── Listed entries

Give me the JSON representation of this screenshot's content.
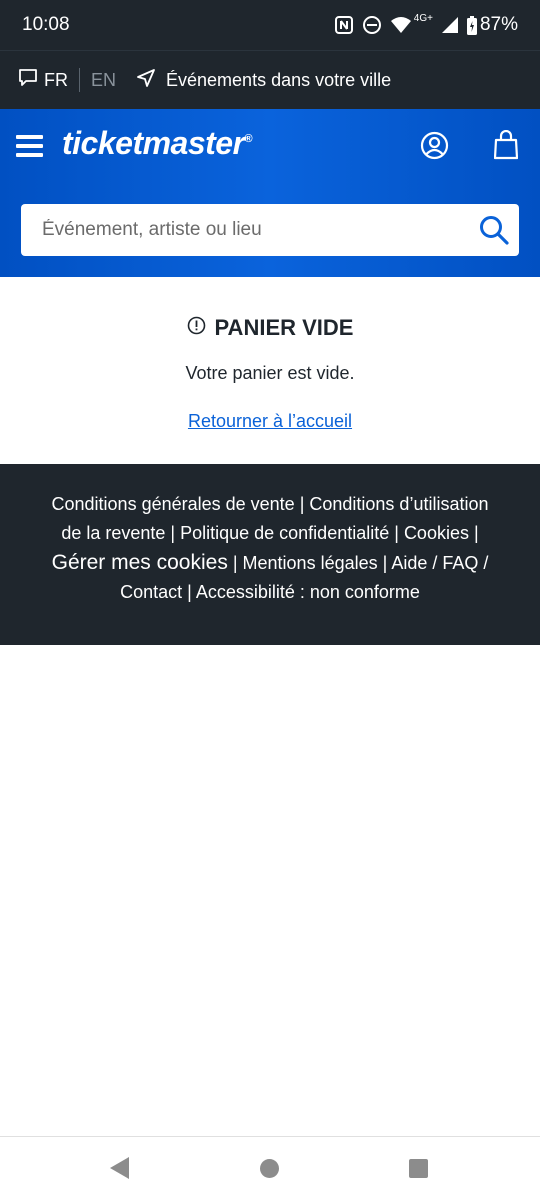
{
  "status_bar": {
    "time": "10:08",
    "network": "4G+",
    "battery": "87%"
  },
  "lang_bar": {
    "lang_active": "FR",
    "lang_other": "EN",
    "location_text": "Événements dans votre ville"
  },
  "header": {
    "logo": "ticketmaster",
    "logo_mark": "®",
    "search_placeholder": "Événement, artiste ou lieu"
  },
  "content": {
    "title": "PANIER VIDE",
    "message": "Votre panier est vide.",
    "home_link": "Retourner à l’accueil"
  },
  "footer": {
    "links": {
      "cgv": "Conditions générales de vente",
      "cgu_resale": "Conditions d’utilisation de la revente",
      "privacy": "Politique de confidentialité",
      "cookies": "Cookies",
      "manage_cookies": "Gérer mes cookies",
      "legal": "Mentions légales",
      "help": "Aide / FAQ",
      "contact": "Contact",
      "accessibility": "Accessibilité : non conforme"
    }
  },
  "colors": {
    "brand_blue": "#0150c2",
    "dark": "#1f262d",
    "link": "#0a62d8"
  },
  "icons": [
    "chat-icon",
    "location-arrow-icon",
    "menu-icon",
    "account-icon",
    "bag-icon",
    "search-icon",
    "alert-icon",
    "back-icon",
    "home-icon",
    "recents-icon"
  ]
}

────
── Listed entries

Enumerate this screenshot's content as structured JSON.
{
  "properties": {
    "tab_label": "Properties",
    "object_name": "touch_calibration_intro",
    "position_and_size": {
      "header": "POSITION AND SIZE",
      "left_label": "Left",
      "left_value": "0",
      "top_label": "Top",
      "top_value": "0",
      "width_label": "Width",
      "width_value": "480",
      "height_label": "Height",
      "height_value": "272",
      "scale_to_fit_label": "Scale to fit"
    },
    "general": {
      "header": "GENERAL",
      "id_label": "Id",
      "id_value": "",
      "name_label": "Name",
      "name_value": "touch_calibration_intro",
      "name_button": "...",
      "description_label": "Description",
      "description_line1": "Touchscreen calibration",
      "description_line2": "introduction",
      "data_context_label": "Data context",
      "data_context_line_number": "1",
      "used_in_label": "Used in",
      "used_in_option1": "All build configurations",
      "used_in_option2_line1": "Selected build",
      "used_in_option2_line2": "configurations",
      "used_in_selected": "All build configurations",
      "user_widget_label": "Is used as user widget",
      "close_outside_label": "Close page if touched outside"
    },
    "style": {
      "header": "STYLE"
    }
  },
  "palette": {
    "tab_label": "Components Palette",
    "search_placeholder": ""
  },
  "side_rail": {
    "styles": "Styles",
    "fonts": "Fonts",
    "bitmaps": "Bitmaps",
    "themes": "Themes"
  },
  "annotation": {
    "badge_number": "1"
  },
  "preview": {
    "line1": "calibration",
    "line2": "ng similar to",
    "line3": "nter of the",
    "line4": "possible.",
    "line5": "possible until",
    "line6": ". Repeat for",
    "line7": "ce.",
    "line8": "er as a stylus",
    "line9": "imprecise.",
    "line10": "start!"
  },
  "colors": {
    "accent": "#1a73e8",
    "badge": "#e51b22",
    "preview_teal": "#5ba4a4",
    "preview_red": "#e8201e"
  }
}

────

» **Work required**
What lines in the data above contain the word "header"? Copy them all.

» **Finished task**
  "header": {
      "header": "POSITION AND SIZE",
      "header": "GENERAL",
      "header": "STYLE"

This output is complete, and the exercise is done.